[Website and app data records]
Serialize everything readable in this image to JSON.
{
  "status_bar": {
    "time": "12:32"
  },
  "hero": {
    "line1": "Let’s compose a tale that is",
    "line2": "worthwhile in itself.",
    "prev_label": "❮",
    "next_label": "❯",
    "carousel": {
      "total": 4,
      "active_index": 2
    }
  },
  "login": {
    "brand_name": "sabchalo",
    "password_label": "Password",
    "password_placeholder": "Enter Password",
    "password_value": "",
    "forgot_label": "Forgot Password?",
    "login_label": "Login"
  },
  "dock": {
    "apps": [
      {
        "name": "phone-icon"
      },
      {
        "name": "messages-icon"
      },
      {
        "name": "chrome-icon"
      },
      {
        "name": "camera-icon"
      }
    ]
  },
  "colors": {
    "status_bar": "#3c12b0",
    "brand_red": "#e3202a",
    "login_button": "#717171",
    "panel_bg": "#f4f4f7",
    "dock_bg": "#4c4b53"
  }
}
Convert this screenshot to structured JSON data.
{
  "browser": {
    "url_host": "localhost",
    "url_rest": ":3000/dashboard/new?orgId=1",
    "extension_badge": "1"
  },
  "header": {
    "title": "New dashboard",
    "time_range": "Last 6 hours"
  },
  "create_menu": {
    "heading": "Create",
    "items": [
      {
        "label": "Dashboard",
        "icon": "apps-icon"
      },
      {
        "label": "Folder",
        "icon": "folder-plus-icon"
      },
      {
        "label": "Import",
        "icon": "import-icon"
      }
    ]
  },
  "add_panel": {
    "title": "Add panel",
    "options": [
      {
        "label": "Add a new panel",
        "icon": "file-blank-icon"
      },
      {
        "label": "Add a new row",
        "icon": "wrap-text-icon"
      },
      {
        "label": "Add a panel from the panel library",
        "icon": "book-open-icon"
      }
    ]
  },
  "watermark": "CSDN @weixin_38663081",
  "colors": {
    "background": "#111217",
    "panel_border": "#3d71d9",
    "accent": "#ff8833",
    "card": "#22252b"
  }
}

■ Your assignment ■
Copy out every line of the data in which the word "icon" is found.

■ Exercise answer ■
        "name": "phone-icon"
        "name": "messages-icon"
        "name": "chrome-icon"
        "name": "camera-icon"
        "icon": "apps-icon"
        "icon": "folder-plus-icon"
        "icon": "import-icon"
        "icon": "file-blank-icon"
        "icon": "wrap-text-icon"
        "icon": "book-open-icon"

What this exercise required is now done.